      JAF:  Hahaha.  No cassingle.  One song is a nine-minute guitar freakout.  Another one is a drone like "The King of Good Intentions" off Amphetamines.  One is a very catchy song, very poppy -- called "There's No Fucking Way" (so that it won't ever get played on the radio).  Another is an old thing we've had from The Hypnotizing Sea days.  A song called "Beautiful Sleeper" that is both acoustic and full-band.  We're going to work with Rob Campanella who has been in and out of The Brian Jonestown Massacre.  A great guy with a super basement studio in Toluca Lake near Warner Brothers.  He has two mellotrons -- so look out.  I might compose a sort of psychedelic symphony on those things, just because.  Rob is big on The Byrds and on space rock, as are we.  So I am sure it will be way more trippy than sugarplum was.  He was telling me how dry the vocals are on this new record.  He'll maybe hose them down some.  And Tyson's definitely singing on the new LP. 
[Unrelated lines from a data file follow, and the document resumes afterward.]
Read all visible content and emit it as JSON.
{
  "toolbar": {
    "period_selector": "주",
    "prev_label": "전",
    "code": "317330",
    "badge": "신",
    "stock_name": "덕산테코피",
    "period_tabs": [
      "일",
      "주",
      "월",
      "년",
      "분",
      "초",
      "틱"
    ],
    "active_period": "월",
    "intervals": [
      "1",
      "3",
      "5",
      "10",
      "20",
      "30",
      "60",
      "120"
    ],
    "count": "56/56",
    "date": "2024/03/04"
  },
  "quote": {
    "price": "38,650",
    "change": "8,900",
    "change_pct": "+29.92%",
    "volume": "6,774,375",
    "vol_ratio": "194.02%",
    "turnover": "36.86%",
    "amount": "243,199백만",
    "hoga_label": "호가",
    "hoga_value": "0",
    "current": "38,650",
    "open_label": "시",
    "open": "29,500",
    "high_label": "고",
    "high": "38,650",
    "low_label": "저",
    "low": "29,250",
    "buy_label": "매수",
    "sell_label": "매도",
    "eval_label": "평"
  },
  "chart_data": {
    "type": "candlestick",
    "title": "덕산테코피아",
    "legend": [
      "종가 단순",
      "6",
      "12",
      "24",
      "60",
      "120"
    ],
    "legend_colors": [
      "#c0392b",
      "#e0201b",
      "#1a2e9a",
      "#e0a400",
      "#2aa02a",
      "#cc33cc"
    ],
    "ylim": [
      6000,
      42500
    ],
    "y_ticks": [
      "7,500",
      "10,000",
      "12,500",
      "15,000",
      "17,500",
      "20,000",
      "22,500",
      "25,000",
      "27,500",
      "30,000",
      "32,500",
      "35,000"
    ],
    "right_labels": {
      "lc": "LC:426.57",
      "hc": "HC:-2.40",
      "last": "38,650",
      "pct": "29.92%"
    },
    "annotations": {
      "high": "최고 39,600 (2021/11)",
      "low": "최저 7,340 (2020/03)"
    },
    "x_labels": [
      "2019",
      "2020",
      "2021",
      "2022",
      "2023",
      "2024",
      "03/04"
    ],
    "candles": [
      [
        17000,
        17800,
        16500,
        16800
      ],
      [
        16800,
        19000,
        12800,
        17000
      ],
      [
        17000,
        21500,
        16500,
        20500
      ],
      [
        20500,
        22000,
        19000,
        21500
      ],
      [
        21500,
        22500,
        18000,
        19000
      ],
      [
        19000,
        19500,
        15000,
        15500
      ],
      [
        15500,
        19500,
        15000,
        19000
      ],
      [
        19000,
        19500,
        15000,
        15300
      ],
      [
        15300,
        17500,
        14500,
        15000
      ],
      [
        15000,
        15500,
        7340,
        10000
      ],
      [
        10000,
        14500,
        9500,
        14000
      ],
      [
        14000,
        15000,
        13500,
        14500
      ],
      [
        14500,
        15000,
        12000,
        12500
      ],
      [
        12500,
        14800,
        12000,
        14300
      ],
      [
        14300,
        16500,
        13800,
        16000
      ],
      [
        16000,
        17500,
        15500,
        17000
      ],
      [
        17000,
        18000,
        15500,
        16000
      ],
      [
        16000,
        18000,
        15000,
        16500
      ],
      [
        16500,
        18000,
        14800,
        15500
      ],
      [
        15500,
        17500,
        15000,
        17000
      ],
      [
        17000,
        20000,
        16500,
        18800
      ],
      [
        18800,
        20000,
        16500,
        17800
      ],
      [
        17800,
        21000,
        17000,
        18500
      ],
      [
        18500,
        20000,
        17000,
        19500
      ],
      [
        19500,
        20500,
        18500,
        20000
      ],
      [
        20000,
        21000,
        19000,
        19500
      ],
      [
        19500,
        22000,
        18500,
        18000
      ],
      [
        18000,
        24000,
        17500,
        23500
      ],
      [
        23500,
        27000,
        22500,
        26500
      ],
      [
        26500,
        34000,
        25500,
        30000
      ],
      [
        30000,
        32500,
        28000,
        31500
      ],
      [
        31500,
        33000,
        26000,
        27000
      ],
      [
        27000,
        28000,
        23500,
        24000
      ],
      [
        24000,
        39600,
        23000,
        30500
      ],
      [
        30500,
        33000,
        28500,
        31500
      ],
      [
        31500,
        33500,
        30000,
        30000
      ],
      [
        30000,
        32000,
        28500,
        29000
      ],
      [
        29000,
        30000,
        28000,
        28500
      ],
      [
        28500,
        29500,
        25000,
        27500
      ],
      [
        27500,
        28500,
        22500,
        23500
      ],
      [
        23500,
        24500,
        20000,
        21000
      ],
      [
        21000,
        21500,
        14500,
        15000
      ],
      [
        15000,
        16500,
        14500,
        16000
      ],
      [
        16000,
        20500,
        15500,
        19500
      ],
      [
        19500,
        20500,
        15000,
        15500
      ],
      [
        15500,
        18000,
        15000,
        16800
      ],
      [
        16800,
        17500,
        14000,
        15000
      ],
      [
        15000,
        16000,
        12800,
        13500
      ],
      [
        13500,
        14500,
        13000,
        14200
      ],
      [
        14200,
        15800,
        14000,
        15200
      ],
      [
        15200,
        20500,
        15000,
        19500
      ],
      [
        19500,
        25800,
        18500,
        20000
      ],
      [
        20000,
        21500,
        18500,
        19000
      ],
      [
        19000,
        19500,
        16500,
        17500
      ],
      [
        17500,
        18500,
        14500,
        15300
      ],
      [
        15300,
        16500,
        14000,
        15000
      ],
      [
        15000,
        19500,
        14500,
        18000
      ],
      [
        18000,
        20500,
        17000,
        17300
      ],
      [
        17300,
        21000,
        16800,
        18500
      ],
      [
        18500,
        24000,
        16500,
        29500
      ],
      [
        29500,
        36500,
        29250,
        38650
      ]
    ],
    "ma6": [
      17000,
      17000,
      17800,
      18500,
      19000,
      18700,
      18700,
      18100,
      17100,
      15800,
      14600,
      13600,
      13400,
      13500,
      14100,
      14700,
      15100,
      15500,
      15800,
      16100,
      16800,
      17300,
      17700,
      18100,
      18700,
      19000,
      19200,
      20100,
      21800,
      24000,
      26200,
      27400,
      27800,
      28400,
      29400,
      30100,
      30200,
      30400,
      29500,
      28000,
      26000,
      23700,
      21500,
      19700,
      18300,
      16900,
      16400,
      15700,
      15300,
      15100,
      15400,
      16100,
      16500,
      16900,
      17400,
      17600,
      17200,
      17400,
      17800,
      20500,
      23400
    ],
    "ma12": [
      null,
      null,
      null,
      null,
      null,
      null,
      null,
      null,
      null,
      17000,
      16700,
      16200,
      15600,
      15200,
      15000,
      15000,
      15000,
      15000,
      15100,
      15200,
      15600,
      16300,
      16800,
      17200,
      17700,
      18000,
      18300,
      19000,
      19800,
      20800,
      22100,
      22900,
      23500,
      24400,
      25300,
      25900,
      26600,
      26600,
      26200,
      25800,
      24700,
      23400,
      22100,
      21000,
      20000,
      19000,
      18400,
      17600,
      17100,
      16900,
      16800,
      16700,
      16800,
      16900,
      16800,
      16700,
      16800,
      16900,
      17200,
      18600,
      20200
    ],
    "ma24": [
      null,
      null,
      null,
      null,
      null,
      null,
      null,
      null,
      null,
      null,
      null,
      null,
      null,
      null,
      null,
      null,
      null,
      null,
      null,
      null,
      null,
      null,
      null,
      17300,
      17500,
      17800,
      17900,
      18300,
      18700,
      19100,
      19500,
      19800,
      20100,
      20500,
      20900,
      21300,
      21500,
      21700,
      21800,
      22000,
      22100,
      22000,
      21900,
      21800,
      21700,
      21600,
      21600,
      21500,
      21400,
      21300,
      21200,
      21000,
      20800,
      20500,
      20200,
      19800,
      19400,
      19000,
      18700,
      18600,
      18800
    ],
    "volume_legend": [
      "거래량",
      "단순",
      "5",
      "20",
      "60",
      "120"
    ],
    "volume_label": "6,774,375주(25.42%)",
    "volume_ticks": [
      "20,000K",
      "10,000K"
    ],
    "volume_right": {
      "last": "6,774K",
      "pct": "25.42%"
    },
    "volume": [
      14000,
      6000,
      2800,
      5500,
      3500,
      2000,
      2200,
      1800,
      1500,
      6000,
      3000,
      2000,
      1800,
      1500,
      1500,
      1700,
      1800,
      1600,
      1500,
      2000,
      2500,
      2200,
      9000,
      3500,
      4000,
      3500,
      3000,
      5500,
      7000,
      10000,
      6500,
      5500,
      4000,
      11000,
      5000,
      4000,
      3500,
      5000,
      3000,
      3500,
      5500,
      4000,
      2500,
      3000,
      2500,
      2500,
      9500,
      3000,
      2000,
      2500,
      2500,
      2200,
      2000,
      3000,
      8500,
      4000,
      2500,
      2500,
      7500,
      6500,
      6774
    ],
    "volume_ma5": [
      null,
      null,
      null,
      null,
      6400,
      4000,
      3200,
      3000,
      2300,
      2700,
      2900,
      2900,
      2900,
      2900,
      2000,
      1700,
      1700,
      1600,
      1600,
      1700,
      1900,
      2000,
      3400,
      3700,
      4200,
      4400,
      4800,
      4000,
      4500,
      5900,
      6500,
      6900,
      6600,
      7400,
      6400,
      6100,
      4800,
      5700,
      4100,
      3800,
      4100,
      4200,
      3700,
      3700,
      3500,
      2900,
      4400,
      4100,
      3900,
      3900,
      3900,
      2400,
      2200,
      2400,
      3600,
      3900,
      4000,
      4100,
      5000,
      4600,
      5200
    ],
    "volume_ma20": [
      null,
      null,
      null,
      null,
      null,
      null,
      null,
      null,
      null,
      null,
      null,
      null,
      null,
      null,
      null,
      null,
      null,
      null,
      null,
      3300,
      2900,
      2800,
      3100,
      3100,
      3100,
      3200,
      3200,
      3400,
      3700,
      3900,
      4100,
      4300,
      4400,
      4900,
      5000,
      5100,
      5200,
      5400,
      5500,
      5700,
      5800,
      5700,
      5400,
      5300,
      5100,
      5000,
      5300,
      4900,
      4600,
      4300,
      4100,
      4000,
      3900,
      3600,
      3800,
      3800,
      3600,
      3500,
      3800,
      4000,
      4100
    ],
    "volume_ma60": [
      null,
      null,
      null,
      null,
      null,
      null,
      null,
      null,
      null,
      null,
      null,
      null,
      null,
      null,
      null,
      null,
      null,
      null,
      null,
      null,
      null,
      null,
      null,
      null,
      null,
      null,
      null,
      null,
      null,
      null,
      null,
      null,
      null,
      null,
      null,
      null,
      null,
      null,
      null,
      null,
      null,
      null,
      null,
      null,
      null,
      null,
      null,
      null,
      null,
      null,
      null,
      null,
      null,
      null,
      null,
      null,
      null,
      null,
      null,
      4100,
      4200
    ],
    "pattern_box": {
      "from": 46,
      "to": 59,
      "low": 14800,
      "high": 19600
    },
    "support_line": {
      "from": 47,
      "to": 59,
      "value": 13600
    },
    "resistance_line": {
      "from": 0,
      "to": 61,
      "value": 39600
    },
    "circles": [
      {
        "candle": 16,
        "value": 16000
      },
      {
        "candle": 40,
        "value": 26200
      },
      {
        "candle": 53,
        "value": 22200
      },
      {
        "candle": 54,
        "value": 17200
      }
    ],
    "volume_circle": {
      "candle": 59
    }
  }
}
      So there will be some harmonies, whereas we eschewed them for sugarplum.  I have been listening to Hϋsker Dϋ around a thousand times in a row, so I am looking forward to loads of fuzz guitar, flanged fuzz, overdriven, screaming screams. I took a year off from listening to anything but classical.  Well, a bit of The Beatles and of course I had to get MBV [My Bloody Valentine].  I mean, they are my second favorite band -- next to TBW, of course. Hahaa.